The tent shaped construction from the 1960s did not offer too much comfort so far: darkened wood panels on the ceiling, ageing face concrete and the sluggish floor heating did not achieve room temperature in winter beyond 13° C, because lack of insulation losing heat to the ground.
So, a concept for increased comfort was the task for Transsolar, with the annual energy consumption of 265,000 kWh for heating expected to decrease – or at least result in some warmth in winter. An overall renovation was out of the question due to the costs, but it is important to understand that the use of a church does not correspond to that of a residential building. Therefore, the idea was to implement heating only in areas where people usually are located.
The top layer of the floor comprising of old bricks had to give way for an insulation towards the ground and for the modern underfloor heating in the screed of the area where the pews are, ready to heat the “congregation island” on demand. Bright terrazzo coatings blend well with the new radiant heat. In case of a very cold winter, the church benches can additionally be heated electrically, radiators were unwanted.
The new underfloor heating also has potential for future expansion. Once the funds for further refurbishment are there, photovoltaic modules could deliver energy from the roof, as suggested by Transsolar.
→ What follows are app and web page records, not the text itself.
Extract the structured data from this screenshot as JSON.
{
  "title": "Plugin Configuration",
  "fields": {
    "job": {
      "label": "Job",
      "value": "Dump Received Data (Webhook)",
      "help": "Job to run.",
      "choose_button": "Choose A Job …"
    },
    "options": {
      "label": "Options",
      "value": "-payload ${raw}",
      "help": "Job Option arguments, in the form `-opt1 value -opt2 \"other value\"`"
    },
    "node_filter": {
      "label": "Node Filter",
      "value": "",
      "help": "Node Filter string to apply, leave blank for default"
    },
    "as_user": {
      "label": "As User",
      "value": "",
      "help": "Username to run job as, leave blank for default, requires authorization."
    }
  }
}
The steep slope facing South is well suited well for PV. The energy generated could then do both, directly feed the pew heating and provide a heat pump to gain free heating energy, e.g. from the air outside.